he superyacht industry continues to strive for greater fuel efficiency, with recent examples sipping as few as 14 gallons of fuel per operation hour—which can hardly be considered eco-friendly but is nonetheless a massive reduction compared to what was possible just a decade ago. And while many leading builders and a new generation of yacht buyers are hyper-focused on reducing their carbon footprint, so-called “green” superyachts represent a fraction of the industry’s annual output. But many yachts in this elite and rarified class are also redefining yacht design far beyond green technologies. In addition to hybrid propulsion and other ecominded features, these harbingers of the sea deliver forward-thinking naval architecture, striking silhouettes, expansive onboard spaces, and tasteful interiors. Such design-driven elements, paired with efficient operation, are making current and prospective yacht owners green with envy—and helping to propel the industry toward a more ecoconscious horizon.
Sailing Yacht A hough it is the world’s largest private sailing yacht, the Nobiskrug-built vessel called simply Sailing Yacht A looks more like a gargantuan piece of floating modern art than a ship. At 469 feet, it is indeed superlative in terms of size, but it also breaks barriers for its design, helmed inside and out by the luminary Philippe Starck. Yachting fans may recognize this distinctive styling as well as the ship’s name: Both are apparent on the 2008-launched Motor Yacht A, also designed by Starck. (The Russian industrialist Andrey Melnichenko reportedly commissioned both vessels.)
122 Summer 2019

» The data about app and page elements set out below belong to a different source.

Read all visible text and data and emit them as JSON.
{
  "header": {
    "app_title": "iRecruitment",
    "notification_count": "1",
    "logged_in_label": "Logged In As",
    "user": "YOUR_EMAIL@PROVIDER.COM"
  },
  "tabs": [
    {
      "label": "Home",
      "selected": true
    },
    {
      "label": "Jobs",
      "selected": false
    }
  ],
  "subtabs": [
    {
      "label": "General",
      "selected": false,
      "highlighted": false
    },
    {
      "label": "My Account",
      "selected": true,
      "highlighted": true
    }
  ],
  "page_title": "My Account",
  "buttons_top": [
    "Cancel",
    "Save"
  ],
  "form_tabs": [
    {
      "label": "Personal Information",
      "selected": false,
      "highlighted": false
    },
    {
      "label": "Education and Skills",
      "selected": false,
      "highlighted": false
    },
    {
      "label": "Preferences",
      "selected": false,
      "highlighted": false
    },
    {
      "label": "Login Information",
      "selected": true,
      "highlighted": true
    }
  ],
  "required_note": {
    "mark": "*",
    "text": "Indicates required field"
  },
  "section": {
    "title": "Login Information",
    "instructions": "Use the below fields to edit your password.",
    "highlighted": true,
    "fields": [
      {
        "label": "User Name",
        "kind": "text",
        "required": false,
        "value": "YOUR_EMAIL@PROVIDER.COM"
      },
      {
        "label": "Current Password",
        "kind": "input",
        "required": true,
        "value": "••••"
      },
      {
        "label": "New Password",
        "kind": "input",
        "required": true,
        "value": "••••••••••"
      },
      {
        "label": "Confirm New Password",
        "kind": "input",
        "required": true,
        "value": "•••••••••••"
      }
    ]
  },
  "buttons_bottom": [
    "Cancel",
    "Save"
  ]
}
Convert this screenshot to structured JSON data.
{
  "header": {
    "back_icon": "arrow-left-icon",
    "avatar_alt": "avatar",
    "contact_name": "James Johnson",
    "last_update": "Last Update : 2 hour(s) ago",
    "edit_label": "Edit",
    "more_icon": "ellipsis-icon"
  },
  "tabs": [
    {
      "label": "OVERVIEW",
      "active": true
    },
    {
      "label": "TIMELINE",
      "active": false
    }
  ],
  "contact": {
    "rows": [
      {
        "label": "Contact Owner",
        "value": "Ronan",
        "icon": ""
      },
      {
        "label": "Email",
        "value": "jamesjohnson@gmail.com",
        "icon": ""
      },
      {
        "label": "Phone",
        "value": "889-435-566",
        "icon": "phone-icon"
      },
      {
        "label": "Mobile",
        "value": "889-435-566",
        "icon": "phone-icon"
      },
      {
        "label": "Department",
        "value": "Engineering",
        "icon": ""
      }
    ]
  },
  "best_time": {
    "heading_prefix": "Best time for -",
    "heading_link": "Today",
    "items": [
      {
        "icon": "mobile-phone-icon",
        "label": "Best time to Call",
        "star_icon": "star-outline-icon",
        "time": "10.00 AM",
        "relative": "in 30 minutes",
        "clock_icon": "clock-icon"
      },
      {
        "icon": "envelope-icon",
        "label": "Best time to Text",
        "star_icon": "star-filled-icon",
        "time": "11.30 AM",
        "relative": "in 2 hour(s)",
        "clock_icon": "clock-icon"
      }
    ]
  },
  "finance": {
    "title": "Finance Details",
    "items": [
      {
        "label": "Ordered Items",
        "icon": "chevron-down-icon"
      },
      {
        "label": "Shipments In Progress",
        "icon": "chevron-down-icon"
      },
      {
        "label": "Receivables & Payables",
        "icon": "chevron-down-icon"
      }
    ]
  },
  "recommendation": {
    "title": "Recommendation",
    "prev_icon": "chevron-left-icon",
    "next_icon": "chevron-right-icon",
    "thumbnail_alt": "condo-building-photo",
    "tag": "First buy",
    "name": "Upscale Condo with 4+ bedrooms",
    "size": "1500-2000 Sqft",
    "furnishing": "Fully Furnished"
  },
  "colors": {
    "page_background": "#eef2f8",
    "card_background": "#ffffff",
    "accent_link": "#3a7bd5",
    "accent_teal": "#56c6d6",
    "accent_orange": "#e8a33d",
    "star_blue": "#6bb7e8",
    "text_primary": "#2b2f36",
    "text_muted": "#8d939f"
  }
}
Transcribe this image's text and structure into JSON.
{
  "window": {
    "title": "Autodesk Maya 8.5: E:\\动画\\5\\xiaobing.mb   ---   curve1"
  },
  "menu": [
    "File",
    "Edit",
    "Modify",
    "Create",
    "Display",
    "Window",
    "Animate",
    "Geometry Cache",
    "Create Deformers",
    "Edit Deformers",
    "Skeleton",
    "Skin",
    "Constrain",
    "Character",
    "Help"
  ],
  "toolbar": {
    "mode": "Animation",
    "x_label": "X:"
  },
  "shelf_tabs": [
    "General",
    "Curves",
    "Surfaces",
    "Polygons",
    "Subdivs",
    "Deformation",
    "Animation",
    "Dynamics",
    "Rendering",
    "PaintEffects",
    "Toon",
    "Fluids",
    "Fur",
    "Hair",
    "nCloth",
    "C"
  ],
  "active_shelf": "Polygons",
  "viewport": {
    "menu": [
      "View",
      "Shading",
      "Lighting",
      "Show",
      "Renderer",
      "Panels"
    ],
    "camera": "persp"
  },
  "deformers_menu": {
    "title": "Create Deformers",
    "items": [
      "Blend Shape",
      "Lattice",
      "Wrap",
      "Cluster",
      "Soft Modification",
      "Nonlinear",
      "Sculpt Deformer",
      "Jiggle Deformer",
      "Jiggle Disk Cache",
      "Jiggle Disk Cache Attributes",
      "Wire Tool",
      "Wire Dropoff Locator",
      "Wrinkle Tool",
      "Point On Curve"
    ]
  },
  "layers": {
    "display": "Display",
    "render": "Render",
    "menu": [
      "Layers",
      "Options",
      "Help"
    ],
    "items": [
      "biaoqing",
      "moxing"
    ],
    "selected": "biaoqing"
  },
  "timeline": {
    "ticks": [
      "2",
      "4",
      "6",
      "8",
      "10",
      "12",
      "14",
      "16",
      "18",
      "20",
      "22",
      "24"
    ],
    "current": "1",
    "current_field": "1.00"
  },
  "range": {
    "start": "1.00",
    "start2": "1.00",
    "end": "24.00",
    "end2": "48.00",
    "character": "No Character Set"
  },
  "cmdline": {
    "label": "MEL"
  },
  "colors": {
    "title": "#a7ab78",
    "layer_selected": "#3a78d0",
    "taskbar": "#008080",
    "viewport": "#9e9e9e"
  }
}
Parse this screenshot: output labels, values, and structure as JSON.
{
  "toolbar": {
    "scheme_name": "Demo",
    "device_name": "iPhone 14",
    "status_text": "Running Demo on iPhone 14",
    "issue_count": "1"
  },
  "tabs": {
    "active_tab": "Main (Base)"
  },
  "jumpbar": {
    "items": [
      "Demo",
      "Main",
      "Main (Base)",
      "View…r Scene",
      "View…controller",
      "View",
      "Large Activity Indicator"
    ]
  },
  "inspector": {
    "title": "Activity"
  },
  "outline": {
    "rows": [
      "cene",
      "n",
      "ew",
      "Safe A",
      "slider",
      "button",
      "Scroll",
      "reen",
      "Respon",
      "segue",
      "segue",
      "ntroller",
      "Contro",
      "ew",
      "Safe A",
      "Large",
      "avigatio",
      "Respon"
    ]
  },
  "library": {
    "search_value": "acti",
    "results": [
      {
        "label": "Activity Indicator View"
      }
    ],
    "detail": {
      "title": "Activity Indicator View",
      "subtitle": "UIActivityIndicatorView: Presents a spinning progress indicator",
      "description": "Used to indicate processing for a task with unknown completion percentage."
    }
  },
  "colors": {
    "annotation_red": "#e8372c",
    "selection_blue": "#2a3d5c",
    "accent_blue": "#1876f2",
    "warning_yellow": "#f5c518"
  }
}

The carbon-fiber masts of the Sailing Yacht A house its massive sails, which serve to improve the efficiency of the diesel-electric hybrid. Opposite: Its ground-breaking design includes drop-down balconies and hidden machinery.